All four nations have spent a lot of money on the sport to boost their global reputation – and F1 is more than happy to take the money. At one point on the show, Ricciardo is interviewed about his love of the downtown class in Baku, Azerbaijan. He forgets to mention his human rights record.
Despite the rose-tinted cover in what is actually an infomercial for F1, Drive to survive was an unqualified success. Netflix is â€‹â€‹notoriously suspicious of viewership numbers, but the show was a commercial success – as of March of this year, it was the seventh most-viewed show on the platform. Netflix even hinted recently that it might consider acquiring the rights to broadcast the race itself. The PGA Golf Tour, meanwhile, is hoping for its own version. If avoiding sensitive topics and not asking tough questions is the price to pay for unprecedented access to the fly, it seems viewers and Netflix are seeing this as a bargain.
While some die-hard F1 followers criticized the show for distorting incidents and using false racing noises, it captivated a wider audience. More importantly, from an F1 perspective, it has converted viewers into fans, especially in non-traditional markets. In the United States, audience figures for races are up 50%. A Vox the columnist recently said the show changed her life and made her an F1 addict.

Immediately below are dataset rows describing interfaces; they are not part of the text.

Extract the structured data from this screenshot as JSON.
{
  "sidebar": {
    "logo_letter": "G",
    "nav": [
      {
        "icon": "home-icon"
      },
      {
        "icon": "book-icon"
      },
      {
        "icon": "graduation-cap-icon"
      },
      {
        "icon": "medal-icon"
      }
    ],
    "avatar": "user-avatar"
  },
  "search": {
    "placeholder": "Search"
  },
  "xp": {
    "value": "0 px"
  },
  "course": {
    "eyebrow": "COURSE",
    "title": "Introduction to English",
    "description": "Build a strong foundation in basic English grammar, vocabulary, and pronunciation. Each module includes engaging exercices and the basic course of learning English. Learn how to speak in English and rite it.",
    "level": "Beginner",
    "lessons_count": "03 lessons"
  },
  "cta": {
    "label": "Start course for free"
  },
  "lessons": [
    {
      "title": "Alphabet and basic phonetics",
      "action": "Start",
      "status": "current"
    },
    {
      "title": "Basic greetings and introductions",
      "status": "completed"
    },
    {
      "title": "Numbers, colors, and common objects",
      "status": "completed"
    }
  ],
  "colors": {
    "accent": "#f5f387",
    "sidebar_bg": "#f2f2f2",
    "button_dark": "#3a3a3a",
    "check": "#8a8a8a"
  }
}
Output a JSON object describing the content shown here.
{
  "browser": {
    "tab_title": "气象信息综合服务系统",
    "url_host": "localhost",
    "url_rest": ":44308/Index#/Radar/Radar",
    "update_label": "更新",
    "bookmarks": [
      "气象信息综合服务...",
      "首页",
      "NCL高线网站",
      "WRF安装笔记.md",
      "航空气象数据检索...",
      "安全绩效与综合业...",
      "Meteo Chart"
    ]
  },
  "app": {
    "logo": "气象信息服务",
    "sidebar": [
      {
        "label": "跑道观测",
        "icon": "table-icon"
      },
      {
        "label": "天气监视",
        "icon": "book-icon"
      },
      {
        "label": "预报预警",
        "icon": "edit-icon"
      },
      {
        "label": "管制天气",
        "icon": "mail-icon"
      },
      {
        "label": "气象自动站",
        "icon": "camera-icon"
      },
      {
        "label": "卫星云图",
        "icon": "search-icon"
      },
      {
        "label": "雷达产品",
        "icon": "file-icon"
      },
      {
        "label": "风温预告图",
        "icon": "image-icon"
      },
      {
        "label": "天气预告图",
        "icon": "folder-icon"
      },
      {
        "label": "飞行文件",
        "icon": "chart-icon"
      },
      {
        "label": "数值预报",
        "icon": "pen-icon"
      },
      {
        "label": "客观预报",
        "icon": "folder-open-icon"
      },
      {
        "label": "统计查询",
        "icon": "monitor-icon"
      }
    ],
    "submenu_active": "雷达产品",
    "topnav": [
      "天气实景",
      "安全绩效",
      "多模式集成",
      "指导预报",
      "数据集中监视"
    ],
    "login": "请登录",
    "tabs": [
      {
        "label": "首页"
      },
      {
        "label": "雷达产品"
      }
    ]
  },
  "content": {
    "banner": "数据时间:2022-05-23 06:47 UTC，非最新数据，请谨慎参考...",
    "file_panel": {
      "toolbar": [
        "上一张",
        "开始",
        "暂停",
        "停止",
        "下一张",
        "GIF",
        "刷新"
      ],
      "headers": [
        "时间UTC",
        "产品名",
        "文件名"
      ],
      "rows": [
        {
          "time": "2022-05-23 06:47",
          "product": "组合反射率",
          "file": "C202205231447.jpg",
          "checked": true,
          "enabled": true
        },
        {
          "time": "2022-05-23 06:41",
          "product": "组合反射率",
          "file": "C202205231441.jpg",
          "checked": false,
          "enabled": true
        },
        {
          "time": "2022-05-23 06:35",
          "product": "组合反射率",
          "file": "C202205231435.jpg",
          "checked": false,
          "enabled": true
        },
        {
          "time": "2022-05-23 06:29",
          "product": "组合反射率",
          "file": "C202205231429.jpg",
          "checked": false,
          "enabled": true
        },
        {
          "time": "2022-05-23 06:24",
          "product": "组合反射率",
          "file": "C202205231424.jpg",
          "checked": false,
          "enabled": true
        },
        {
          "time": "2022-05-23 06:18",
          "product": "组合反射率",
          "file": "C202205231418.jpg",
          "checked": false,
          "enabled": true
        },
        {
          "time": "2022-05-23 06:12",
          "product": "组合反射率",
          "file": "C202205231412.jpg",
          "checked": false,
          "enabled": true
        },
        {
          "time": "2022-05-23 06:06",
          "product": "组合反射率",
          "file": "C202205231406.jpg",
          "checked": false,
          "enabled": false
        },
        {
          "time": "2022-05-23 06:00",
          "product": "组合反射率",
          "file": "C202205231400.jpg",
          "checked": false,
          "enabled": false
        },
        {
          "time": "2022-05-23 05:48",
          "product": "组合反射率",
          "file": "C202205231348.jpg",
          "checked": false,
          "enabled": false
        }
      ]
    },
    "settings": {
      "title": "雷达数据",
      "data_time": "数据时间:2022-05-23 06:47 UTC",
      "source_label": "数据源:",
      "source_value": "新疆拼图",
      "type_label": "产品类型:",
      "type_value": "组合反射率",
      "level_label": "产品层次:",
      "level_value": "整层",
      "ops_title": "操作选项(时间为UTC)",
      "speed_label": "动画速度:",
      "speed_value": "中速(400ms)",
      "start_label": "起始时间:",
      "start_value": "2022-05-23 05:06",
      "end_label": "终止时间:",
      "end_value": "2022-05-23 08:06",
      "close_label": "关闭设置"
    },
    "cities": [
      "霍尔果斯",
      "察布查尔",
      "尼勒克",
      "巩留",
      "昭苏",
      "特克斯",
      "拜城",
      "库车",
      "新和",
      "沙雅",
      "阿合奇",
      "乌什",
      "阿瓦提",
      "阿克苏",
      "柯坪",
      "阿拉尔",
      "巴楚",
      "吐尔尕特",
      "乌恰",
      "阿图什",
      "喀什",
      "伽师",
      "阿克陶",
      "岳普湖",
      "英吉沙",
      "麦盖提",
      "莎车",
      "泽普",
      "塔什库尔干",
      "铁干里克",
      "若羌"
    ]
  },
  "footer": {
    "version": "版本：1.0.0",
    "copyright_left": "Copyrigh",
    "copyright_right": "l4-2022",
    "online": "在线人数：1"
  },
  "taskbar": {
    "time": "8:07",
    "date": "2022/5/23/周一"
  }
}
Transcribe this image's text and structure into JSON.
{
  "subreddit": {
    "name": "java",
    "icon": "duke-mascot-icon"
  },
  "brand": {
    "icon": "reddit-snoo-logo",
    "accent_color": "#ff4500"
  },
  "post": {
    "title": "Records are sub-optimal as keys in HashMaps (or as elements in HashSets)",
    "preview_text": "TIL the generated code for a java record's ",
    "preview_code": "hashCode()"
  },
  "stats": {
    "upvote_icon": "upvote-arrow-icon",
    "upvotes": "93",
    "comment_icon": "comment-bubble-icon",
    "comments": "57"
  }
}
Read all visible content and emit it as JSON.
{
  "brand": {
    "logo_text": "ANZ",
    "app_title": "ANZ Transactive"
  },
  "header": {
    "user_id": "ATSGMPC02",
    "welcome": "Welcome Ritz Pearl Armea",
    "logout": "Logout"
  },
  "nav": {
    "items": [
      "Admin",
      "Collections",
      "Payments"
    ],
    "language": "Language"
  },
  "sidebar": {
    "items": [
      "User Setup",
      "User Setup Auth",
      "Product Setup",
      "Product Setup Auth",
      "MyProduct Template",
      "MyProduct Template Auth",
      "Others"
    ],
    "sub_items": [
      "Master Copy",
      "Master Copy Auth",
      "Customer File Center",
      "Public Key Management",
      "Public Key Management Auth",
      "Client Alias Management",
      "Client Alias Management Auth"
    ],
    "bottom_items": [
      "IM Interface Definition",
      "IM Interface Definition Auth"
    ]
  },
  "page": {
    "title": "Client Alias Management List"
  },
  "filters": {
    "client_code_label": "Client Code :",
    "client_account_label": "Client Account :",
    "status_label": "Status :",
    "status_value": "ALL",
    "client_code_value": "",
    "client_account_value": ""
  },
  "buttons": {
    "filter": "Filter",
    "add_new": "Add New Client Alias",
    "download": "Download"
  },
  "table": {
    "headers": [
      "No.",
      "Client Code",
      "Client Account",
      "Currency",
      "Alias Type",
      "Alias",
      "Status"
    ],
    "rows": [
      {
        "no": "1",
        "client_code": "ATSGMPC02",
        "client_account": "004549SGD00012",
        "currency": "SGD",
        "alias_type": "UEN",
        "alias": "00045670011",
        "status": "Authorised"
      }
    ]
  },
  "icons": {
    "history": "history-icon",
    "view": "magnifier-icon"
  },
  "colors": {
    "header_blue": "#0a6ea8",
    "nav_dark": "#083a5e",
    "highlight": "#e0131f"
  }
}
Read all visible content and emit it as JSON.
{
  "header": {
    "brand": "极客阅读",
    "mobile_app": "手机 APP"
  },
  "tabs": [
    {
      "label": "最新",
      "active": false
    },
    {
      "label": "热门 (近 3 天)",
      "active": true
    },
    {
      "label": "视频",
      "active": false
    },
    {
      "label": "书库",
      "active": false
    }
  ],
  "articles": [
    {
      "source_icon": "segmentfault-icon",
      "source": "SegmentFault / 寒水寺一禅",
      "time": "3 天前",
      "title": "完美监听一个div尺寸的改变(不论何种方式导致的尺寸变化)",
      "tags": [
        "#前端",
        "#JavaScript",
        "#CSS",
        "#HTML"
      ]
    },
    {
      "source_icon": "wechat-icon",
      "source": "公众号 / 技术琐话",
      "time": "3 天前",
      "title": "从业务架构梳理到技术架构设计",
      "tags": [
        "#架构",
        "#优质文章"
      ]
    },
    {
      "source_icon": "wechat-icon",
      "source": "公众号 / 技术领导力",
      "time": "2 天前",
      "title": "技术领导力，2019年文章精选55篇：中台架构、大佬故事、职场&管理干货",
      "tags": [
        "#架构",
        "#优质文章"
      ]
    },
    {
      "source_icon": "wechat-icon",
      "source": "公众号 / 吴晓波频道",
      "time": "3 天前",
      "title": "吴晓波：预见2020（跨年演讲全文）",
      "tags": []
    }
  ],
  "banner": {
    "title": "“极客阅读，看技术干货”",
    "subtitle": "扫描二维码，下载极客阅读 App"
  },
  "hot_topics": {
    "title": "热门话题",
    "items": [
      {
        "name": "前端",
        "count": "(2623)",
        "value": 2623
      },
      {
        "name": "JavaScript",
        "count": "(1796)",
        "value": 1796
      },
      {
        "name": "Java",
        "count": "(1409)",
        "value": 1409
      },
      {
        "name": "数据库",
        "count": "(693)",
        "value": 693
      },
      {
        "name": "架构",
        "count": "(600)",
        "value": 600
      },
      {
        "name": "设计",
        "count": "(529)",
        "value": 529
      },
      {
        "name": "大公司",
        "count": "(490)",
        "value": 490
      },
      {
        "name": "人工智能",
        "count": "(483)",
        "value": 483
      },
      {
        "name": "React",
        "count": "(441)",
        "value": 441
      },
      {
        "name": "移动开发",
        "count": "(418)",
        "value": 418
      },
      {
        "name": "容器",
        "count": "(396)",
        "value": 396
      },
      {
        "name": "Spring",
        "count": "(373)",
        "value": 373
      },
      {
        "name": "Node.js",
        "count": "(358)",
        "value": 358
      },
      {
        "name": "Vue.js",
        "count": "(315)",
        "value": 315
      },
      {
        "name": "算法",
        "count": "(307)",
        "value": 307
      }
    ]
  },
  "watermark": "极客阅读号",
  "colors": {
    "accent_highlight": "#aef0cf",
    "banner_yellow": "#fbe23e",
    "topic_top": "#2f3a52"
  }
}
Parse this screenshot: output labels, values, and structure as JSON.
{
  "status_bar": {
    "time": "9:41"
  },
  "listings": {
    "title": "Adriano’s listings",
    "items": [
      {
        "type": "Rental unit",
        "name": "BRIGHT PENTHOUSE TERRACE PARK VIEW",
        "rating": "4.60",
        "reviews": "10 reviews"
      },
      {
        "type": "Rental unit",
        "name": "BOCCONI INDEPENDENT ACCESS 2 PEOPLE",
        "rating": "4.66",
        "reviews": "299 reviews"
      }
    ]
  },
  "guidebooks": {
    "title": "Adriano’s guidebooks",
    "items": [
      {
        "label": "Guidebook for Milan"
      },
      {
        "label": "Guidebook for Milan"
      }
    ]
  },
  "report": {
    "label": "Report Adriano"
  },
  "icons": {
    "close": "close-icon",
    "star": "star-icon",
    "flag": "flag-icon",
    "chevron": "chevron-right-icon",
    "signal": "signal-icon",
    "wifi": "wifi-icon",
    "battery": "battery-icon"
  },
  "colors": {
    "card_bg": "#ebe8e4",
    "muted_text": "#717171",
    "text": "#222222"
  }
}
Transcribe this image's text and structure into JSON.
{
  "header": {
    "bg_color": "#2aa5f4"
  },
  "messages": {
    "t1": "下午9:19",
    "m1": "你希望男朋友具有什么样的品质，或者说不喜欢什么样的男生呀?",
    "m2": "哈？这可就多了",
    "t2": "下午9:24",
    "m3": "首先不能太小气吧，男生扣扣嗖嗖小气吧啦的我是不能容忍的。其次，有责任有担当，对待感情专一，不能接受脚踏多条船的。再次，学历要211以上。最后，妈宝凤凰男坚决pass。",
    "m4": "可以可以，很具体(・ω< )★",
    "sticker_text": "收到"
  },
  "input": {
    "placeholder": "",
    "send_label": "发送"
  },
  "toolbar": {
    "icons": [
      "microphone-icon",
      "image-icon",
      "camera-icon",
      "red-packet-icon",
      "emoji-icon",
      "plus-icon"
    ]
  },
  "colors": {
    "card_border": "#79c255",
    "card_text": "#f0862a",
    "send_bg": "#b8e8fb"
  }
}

It worked on me too. Despite being well aware of the ugly underbelly of sport, Drive to survive propelled me into the fandom. When I woke up to the news earlier this month that Ricciardo had won his first race in three years, I was ecstatic. Dissecting the race and reading the concurrent analysis of the latest incident between F1 heavyweights Verstappen and Lewis Hamilton, I was already waiting for Netflix’s recount in the upcoming fourth season.
This weekend, for the first time, I will be watching a live broadcast of a Grand Prix – in Sochi, Russia. I won’t be the only one to switch from Netflix starter to F1 main course. This is, I guess, the hope for the sport in 2021: this content, highlights, clicks and likes is not a substitute for reality, but a gateway.